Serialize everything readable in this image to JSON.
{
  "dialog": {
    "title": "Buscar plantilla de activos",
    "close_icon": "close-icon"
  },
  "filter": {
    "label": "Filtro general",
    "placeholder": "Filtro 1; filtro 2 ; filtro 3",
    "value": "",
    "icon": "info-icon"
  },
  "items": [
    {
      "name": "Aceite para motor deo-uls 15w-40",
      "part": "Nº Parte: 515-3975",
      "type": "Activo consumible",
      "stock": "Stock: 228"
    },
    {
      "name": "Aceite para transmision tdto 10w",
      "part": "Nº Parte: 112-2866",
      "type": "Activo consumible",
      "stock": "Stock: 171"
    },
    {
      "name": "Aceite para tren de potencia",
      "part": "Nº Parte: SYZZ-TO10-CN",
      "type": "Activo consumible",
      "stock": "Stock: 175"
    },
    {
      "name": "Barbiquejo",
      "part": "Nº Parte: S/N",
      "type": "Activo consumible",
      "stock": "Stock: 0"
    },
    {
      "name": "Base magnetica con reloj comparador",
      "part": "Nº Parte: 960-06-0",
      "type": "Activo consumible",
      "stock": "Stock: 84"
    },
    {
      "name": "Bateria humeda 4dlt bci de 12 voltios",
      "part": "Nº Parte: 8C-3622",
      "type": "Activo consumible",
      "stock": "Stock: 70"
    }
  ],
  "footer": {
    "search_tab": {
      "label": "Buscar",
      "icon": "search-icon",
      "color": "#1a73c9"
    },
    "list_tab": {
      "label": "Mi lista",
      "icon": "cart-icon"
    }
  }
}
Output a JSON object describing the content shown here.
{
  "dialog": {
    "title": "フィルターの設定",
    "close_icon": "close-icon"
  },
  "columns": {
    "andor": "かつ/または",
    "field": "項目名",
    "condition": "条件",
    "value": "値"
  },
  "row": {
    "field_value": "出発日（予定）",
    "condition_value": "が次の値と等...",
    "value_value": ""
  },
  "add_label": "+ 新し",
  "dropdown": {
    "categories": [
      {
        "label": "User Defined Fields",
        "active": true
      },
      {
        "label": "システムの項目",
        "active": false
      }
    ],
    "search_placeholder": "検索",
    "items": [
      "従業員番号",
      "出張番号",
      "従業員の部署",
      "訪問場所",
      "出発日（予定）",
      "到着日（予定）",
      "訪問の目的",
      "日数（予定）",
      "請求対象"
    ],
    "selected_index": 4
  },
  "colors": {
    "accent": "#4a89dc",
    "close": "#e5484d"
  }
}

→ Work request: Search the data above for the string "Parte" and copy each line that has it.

→ Solved problem:
      "part": "Nº Parte: 515-3975",
      "part": "Nº Parte: 112-2866",
      "part": "Nº Parte: SYZZ-TO10-CN",
      "part": "Nº Parte: S/N",
      "part": "Nº Parte: 960-06-0",
      "part": "Nº Parte: 8C-3622",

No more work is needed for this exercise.